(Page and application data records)
========
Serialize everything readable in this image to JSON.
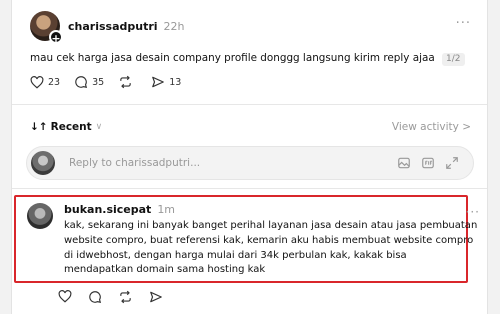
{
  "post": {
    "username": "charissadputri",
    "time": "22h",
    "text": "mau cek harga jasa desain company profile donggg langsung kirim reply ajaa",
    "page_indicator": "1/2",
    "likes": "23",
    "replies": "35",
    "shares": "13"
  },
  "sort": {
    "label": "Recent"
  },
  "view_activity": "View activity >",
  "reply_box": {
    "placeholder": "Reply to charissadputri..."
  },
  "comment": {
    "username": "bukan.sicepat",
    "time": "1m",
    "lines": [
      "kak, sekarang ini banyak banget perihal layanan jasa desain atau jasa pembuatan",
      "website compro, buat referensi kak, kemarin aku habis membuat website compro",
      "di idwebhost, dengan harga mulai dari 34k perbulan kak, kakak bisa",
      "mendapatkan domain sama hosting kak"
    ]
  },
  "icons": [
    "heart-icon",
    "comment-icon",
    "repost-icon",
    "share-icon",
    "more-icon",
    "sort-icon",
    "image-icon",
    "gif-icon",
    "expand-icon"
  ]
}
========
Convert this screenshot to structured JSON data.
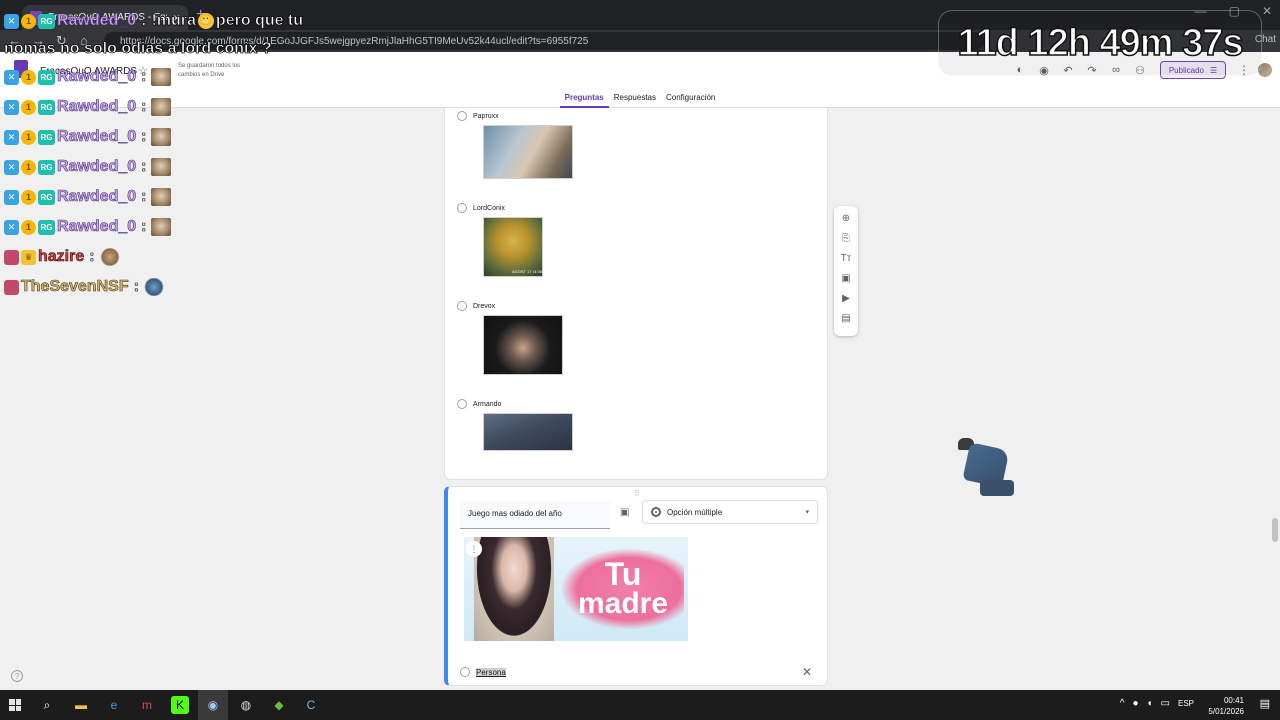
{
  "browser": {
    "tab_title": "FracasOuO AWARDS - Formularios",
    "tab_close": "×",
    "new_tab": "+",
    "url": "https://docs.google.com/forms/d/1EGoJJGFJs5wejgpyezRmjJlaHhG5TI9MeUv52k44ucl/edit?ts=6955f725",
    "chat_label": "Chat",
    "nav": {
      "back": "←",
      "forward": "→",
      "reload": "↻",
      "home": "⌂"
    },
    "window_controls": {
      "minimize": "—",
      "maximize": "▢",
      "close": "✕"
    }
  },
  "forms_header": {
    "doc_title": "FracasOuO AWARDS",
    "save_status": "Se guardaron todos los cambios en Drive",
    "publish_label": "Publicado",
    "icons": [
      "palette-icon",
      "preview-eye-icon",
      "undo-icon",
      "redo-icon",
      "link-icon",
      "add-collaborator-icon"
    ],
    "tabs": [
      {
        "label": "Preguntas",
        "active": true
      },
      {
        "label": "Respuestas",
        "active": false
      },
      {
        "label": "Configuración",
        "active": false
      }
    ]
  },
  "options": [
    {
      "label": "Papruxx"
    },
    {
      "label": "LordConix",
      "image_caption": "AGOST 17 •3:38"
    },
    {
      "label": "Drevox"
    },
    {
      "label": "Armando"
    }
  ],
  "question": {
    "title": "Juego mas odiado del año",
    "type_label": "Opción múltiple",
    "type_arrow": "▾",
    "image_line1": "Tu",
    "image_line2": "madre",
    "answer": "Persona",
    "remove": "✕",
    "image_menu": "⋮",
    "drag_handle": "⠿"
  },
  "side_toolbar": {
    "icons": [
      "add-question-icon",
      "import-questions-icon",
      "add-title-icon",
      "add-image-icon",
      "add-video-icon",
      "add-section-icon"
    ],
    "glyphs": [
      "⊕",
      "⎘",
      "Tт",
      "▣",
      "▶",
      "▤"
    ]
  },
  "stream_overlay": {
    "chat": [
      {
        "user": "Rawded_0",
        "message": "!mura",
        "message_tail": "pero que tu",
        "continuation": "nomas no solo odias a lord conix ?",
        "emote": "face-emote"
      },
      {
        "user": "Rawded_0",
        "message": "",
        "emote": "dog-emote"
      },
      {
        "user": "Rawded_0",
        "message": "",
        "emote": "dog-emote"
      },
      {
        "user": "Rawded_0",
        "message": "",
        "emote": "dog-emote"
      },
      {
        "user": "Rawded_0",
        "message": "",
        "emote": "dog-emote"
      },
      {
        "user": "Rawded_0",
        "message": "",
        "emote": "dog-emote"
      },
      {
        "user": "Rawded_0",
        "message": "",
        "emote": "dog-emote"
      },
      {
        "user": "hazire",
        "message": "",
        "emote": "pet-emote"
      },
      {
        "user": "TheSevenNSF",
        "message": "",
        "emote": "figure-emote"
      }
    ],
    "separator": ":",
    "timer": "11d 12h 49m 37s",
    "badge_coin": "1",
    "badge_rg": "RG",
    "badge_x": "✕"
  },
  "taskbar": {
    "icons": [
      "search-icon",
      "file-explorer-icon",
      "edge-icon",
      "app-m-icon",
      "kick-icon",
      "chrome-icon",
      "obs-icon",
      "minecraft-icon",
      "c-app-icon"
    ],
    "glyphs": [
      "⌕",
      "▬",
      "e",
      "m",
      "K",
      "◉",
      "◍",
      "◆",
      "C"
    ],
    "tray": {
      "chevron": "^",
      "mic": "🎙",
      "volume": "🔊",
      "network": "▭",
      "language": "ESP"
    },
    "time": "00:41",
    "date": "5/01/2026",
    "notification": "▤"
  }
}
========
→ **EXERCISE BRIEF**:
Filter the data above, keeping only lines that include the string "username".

→ **RESPONSE AREA**:
    "username": "charissadputri",
    "username": "bukan.sicepat",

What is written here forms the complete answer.